• DATA FOR ANALYSIS:
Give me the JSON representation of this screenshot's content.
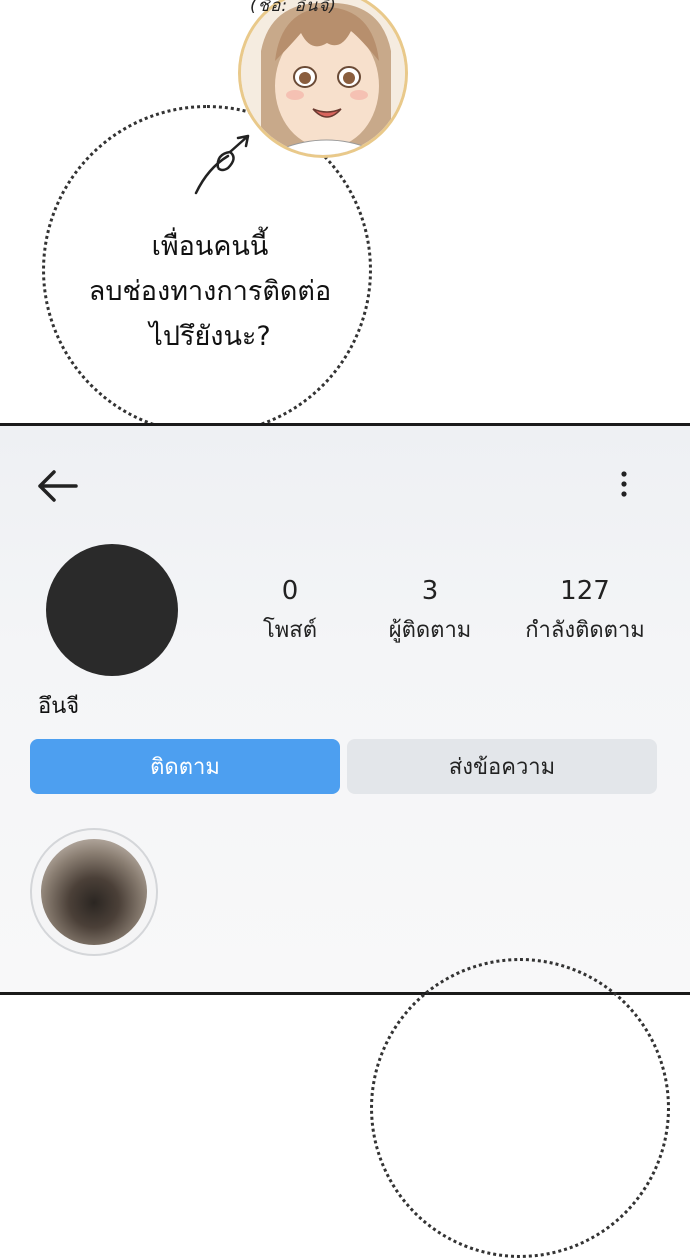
{
  "comic": {
    "top_caption": "(ชื่อ: อึนจี)",
    "bubble_lines": [
      "เพื่อนคนนี้",
      "ลบช่องทางการติดต่อ",
      "ไปรึยังนะ?"
    ]
  },
  "profile": {
    "icons": {
      "back": "back-arrow-icon",
      "more": "more-vertical-icon"
    },
    "stats": [
      {
        "value": "0",
        "label": "โพสต์"
      },
      {
        "value": "3",
        "label": "ผู้ติดตาม"
      },
      {
        "value": "127",
        "label": "กำลังติดตาม"
      }
    ],
    "username": "อึนจี",
    "follow_label": "ติดตาม",
    "message_label": "ส่งข้อความ",
    "colors": {
      "follow_button": "#4d9ff0",
      "message_button": "#e3e6ea"
    }
  }
}
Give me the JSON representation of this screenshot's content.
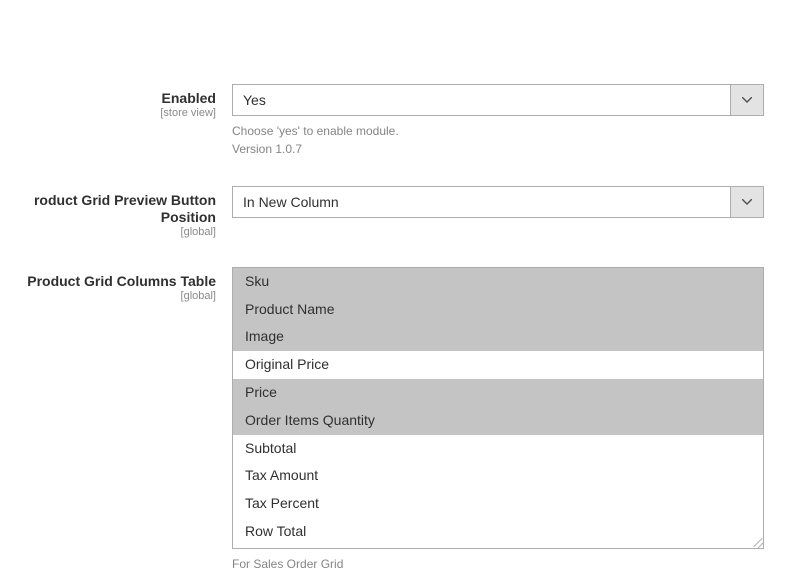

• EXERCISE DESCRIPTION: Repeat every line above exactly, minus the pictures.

• RESPONSE TO THE EXERCISE:
Give me the JSON representation of this screenshot's content.
{
  "comic": {
    "top_caption": "(ชื่อ: อึนจี)",
    "bubble_lines": [
      "เพื่อนคนนี้",
      "ลบช่องทางการติดต่อ",
      "ไปรึยังนะ?"
    ]
  },
  "profile": {
    "icons": {
      "back": "back-arrow-icon",
      "more": "more-vertical-icon"
    },
    "stats": [
      {
        "value": "0",
        "label": "โพสต์"
      },
      {
        "value": "3",
        "label": "ผู้ติดตาม"
      },
      {
        "value": "127",
        "label": "กำลังติดตาม"
      }
    ],
    "username": "อึนจี",
    "follow_label": "ติดตาม",
    "message_label": "ส่งข้อความ",
    "colors": {
      "follow_button": "#4d9ff0",
      "message_button": "#e3e6ea"
    }
  }
}
Give me the JSON representation of this screenshot's content.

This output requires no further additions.